* _Data records_:
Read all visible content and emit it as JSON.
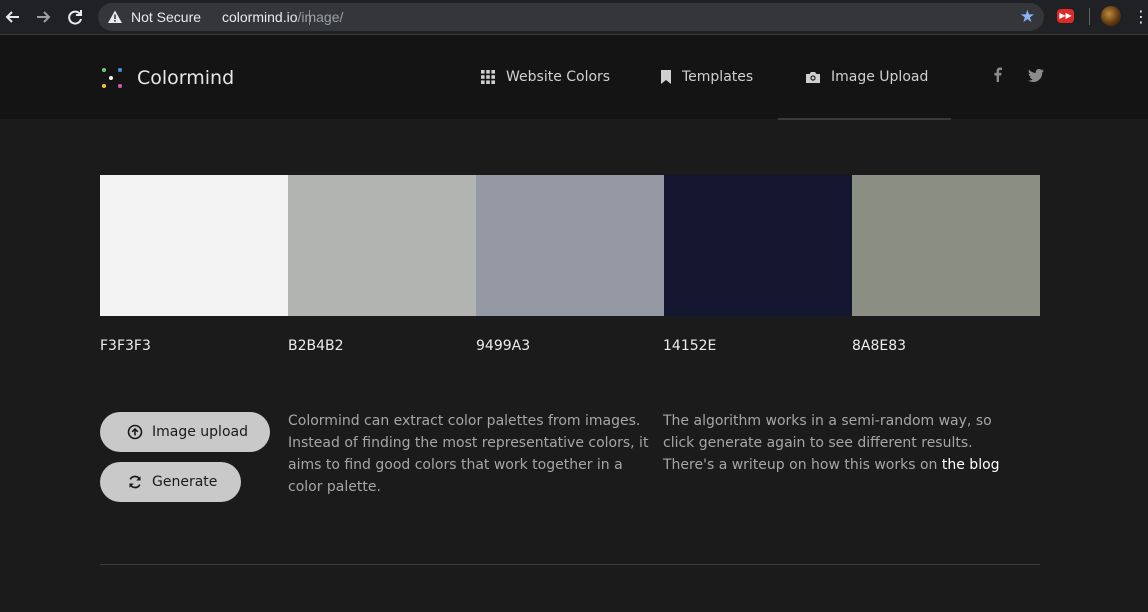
{
  "browser": {
    "security_label": "Not Secure",
    "url_host": "colormind.io",
    "url_path": "/image/",
    "icons": [
      "back-arrow-icon",
      "forward-arrow-icon",
      "reload-icon",
      "warning-icon",
      "bookmark-star-icon",
      "extension-icon",
      "profile-avatar",
      "more-icon"
    ]
  },
  "header": {
    "brand": "Colormind",
    "nav": [
      {
        "label": "Website Colors",
        "icon": "grid-icon"
      },
      {
        "label": "Templates",
        "icon": "bookmark-icon"
      },
      {
        "label": "Image Upload",
        "icon": "camera-icon",
        "active": true
      }
    ],
    "social": [
      {
        "glyph": "f",
        "icon": "facebook-icon"
      },
      {
        "glyph": "t",
        "icon": "twitter-icon"
      }
    ]
  },
  "palette": [
    {
      "hex": "F3F3F3",
      "color": "#F3F3F3"
    },
    {
      "hex": "B2B4B2",
      "color": "#B2B4B2"
    },
    {
      "hex": "9499A3",
      "color": "#9499A3"
    },
    {
      "hex": "14152E",
      "color": "#14152E"
    },
    {
      "hex": "8A8E83",
      "color": "#8A8E83"
    }
  ],
  "buttons": {
    "upload_label": "Image upload",
    "generate_label": "Generate"
  },
  "intro": {
    "lines": [
      "Colormind can extract color palettes from images.",
      "Instead of finding the most representative colors, it",
      "aims to find good colors that work together in a",
      "color palette."
    ]
  },
  "algorithm": {
    "line1": "The algorithm works in a semi-random way, so",
    "line2": "click generate again to see different results.",
    "line3_prefix": "There's a writeup on how this works on ",
    "link": "the blog"
  },
  "colors": {
    "page_bg": "#1b1b1b",
    "header_bg": "#141414",
    "button_bg": "#c9c9c9"
  }
}
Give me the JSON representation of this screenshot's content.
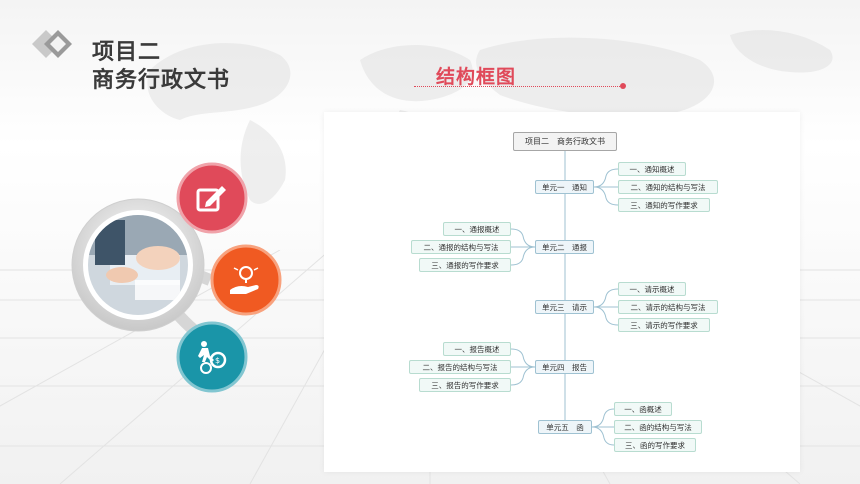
{
  "header": {
    "title_line1": "项目二",
    "title_line2": "商务行政文书"
  },
  "section_title": "结构框图",
  "diagram": {
    "root": "项目二　商务行政文书",
    "units": [
      {
        "label": "单元一　通知",
        "side": "right",
        "children": [
          "一、通知概述",
          "二、通知的结构与写法",
          "三、通知的写作要求"
        ]
      },
      {
        "label": "单元二　通报",
        "side": "left",
        "children": [
          "一、通报概述",
          "二、通报的结构与写法",
          "三、通报的写作要求"
        ]
      },
      {
        "label": "单元三　请示",
        "side": "right",
        "children": [
          "一、请示概述",
          "二、请示的结构与写法",
          "三、请示的写作要求"
        ]
      },
      {
        "label": "单元四　报告",
        "side": "left",
        "children": [
          "一、报告概述",
          "二、报告的结构与写法",
          "三、报告的写作要求"
        ]
      },
      {
        "label": "单元五　函",
        "side": "right",
        "children": [
          "一、函概述",
          "二、函的结构与写法",
          "三、函的写作要求"
        ]
      }
    ]
  },
  "icons": {
    "edit": "edit-icon",
    "idea": "lightbulb-hand-icon",
    "growth": "climbing-gears-icon",
    "photo": "business-photo"
  },
  "colors": {
    "accent_red": "#e04a5a",
    "accent_orange": "#f05a22",
    "accent_teal": "#1a95a8",
    "title_dark": "#3a3a3a"
  }
}
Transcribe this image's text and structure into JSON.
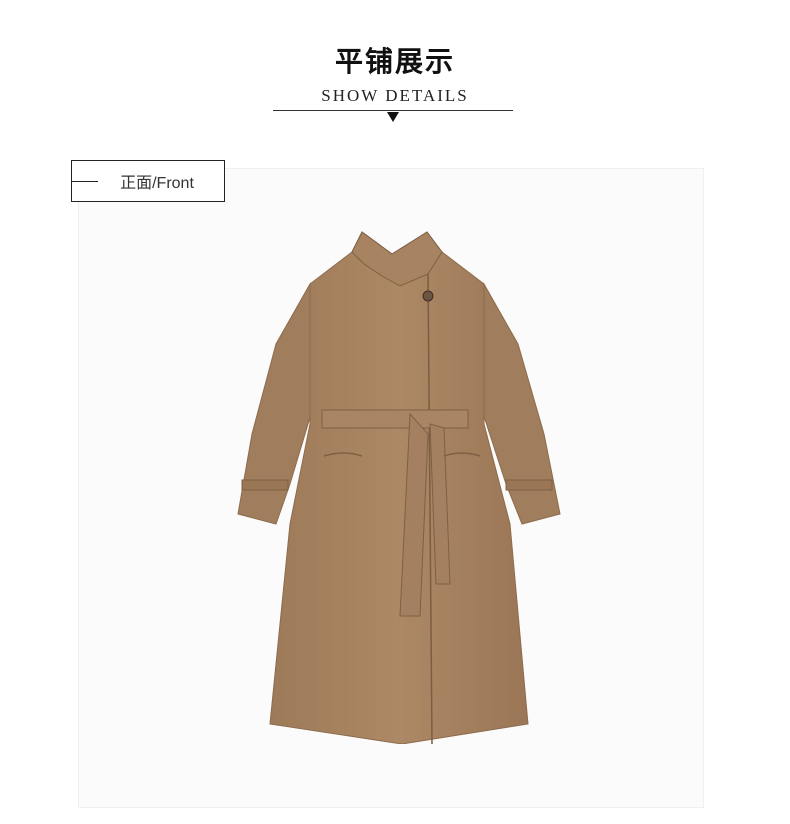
{
  "header": {
    "title_cn": "平铺展示",
    "title_en": "SHOW DETAILS"
  },
  "label": {
    "text": "正面/Front"
  },
  "product": {
    "image_alt": "camel trench coat with belt",
    "color": "#a88463"
  },
  "icons": {
    "arrow": "triangle-down-icon"
  }
}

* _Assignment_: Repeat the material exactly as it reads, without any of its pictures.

* _Result of the task_:
Read all visible content and emit it as JSON.
{
  "browser": {
    "security_label": "Not Secure",
    "url_host": "colormind.io",
    "url_path": "/image/",
    "icons": [
      "back-arrow-icon",
      "forward-arrow-icon",
      "reload-icon",
      "warning-icon",
      "bookmark-star-icon",
      "extension-icon",
      "profile-avatar",
      "more-icon"
    ]
  },
  "header": {
    "brand": "Colormind",
    "nav": [
      {
        "label": "Website Colors",
        "icon": "grid-icon"
      },
      {
        "label": "Templates",
        "icon": "bookmark-icon"
      },
      {
        "label": "Image Upload",
        "icon": "camera-icon",
        "active": true
      }
    ],
    "social": [
      {
        "glyph": "f",
        "icon": "facebook-icon"
      },
      {
        "glyph": "t",
        "icon": "twitter-icon"
      }
    ]
  },
  "palette": [
    {
      "hex": "F3F3F3",
      "color": "#F3F3F3"
    },
    {
      "hex": "B2B4B2",
      "color": "#B2B4B2"
    },
    {
      "hex": "9499A3",
      "color": "#9499A3"
    },
    {
      "hex": "14152E",
      "color": "#14152E"
    },
    {
      "hex": "8A8E83",
      "color": "#8A8E83"
    }
  ],
  "buttons": {
    "upload_label": "Image upload",
    "generate_label": "Generate"
  },
  "intro": {
    "lines": [
      "Colormind can extract color palettes from images.",
      "Instead of finding the most representative colors, it",
      "aims to find good colors that work together in a",
      "color palette."
    ]
  },
  "algorithm": {
    "line1": "The algorithm works in a semi-random way, so",
    "line2": "click generate again to see different results.",
    "line3_prefix": "There's a writeup on how this works on ",
    "link": "the blog"
  },
  "colors": {
    "page_bg": "#1b1b1b",
    "header_bg": "#141414",
    "button_bg": "#c9c9c9"
  }
}
Give me the JSON representation of this screenshot's content.
{
  "header": {
    "title_line1": "项目二",
    "title_line2": "商务行政文书"
  },
  "section_title": "结构框图",
  "diagram": {
    "root": "项目二　商务行政文书",
    "units": [
      {
        "label": "单元一　通知",
        "side": "right",
        "children": [
          "一、通知概述",
          "二、通知的结构与写法",
          "三、通知的写作要求"
        ]
      },
      {
        "label": "单元二　通报",
        "side": "left",
        "children": [
          "一、通报概述",
          "二、通报的结构与写法",
          "三、通报的写作要求"
        ]
      },
      {
        "label": "单元三　请示",
        "side": "right",
        "children": [
          "一、请示概述",
          "二、请示的结构与写法",
          "三、请示的写作要求"
        ]
      },
      {
        "label": "单元四　报告",
        "side": "left",
        "children": [
          "一、报告概述",
          "二、报告的结构与写法",
          "三、报告的写作要求"
        ]
      },
      {
        "label": "单元五　函",
        "side": "right",
        "children": [
          "一、函概述",
          "二、函的结构与写法",
          "三、函的写作要求"
        ]
      }
    ]
  },
  "icons": {
    "edit": "edit-icon",
    "idea": "lightbulb-hand-icon",
    "growth": "climbing-gears-icon",
    "photo": "business-photo"
  },
  "colors": {
    "accent_red": "#e04a5a",
    "accent_orange": "#f05a22",
    "accent_teal": "#1a95a8",
    "title_dark": "#3a3a3a"
  }
}
Transcribe this image's text and structure into JSON.
{
  "header": {
    "title_cn": "平铺展示",
    "title_en": "SHOW DETAILS"
  },
  "label": {
    "text": "正面/Front"
  },
  "product": {
    "image_alt": "camel trench coat with belt",
    "color": "#a88463"
  },
  "icons": {
    "arrow": "triangle-down-icon"
  }
}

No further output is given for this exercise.